"I think what happened in Aintree, with the narrative around the protests and the breaches of the law, meant that we had the platform to go out there, almost by right, to state the case and add some of the facts against some of the misinformation that we`re getting from some of these people. As racing people, we`ve done that well, but we need to keep doing it. We should be proud of our love for the thoroughbred and point out that the thoroughbred does not exist without racing.
It goes on to say, "These people have no idea how the horse works, how it is cared for and bred. At the end of the day, there is no Thoroughbred without racing and that impacts on 80,000 jobs and the British economy.
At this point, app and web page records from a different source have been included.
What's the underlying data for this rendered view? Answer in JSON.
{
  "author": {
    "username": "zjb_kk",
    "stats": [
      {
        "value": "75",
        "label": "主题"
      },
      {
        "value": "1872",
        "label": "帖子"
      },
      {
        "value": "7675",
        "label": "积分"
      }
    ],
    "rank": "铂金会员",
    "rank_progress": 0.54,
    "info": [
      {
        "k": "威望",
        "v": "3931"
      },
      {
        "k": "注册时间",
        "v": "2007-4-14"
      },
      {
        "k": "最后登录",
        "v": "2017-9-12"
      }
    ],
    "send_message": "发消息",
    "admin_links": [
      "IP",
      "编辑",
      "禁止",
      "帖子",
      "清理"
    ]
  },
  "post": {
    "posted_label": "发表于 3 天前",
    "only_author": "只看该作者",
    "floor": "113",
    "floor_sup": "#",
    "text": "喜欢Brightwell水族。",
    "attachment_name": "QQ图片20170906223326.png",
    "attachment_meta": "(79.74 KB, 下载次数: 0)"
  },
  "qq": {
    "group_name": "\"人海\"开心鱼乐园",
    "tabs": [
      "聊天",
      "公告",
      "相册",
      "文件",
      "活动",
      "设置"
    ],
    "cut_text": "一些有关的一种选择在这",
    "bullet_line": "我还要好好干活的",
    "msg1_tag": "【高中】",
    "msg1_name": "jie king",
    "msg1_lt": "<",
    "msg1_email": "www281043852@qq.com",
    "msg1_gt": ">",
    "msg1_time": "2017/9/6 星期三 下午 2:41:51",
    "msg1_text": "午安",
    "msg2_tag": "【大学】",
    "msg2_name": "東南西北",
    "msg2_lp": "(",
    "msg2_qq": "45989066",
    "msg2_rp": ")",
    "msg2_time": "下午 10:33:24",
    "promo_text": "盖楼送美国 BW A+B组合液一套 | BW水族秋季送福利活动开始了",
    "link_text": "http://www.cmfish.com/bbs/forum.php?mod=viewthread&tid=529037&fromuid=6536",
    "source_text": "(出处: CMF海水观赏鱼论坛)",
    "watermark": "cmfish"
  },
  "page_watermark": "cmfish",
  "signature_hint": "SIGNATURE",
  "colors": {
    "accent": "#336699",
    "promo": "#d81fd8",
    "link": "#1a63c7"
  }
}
I think there are some people who just won`t listen, but we shouldn`t tire of trying to convince them and show them what we do."
Following extensive changes to the Grand National course after the 2012 race, there were no fatalities between 2013 and 2018, but Up For Review in 2019, The Long Mile in 2021 and Eclair Surf and Discorama last year all suffered fatal injuries, while Hill Sixteen 2023 suffered the same fate when he fell at the first fence.
Sandy Thomson, Hill Sixteen`s trainer, said his horse had been "over-excited" during the delay in the race and said the actions of the protesters had contributed to his horse falling for the first time in his career.
This time, 17 horses finished, which is consistent with recent years, with 15 in both 2022 and 2021 and 19 in 2019. Four falls in 2023 also matched the previous three races, although 11 riders without a placing was more than nine last year, four in 2021 and two in 2019.
The biggest difference in 2023 came in the first two fences: Eight horses got no further than the second fence, compared with two, one and two in the previous three races, with the delay in the race possibly affecting the early stages.
World Horse Welfare (WHW), the charity that promotes the responsible use of horses in sport and acts as the BHA`s independent advisor on equine welfare, said that "much more needs to be done" following the three deaths during the three-day meeting at Aintree.
Educate and respond and ensure even better protection, that is the only way racing can respond to what happened at Aintree.
The Racecourse Spy